Suppose that, instead of being injured himself, his babyif he had onehad accidentally swallowed poison or his wife had suffered a heart attack. My brethren say that appellant would have to let them suffer and die without medical attention, for he could not lawfully take them to a doctor or to a hospital in his automobile because he was under the influence of intoxicating liquor.

About the only reason I know of for refusing to permit one to drive an automobile over a public highway of this state under such conditions is because a humanitarian jury might find the accused not guilty.

It must be remembered that the offense of drunken driving is not an offense against either the person or the property of another. No individual suffers any injury in the mere violation of that law.

The offense is promulgated by the legislature as a protection of society. There are, however, times when the interest of society must be subordinated to the protection of individual rights.

Such is exemplified by the exemption from all traffic laws and regulations accorded ambulances and fire-fighting apparatus, which violate traffic laws in the course of duty.
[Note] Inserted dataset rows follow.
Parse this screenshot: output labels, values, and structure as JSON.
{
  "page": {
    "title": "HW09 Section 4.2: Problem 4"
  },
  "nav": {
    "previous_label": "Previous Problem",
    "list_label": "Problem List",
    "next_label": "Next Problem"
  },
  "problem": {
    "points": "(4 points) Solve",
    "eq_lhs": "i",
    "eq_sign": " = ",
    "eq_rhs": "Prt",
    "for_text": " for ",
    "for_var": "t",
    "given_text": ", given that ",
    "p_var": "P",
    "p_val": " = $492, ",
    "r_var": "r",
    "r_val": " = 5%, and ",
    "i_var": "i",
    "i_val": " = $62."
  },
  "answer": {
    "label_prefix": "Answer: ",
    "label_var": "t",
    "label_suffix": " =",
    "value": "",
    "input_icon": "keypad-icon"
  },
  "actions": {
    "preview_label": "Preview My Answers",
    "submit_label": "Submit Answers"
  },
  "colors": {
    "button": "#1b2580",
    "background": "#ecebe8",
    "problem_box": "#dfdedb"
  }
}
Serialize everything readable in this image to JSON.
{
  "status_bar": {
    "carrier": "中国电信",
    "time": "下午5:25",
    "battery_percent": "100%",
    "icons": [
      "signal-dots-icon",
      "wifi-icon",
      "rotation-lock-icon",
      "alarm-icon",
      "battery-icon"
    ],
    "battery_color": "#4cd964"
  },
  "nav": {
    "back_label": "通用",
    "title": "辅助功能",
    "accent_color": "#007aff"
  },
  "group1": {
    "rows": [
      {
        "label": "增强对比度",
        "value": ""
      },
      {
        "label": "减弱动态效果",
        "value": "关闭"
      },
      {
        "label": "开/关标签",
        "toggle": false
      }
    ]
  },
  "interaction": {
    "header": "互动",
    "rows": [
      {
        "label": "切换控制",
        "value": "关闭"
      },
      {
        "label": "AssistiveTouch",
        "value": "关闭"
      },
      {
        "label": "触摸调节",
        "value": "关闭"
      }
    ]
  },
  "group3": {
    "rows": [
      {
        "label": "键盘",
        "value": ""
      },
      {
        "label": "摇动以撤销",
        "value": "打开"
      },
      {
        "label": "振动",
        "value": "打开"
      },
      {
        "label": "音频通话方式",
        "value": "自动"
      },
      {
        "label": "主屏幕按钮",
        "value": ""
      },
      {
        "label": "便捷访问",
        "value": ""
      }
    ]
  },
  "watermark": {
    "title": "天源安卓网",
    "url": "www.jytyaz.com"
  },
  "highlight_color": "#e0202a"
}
Such violation is excused because of the necessity arising from the need to aid some individual.

Indeed, the law recognizes the right of one to commit the crime of arsonthat is, the willful burning of the house of another if such is necessary to save another house from fire (Art. 1310, Vernon's Ann.P.C.).

It occurs to me that it is sound logic and reasoning to say that if an ambulance driver can violate the traffic laws in order to render needed assistance to an individual, the individual can do the same for himself for his own safety under similar conditions.

Of necessity, appellant's defense should have been submitted to the jury and the jury authorized to pass thereon.

I respectfully dissent.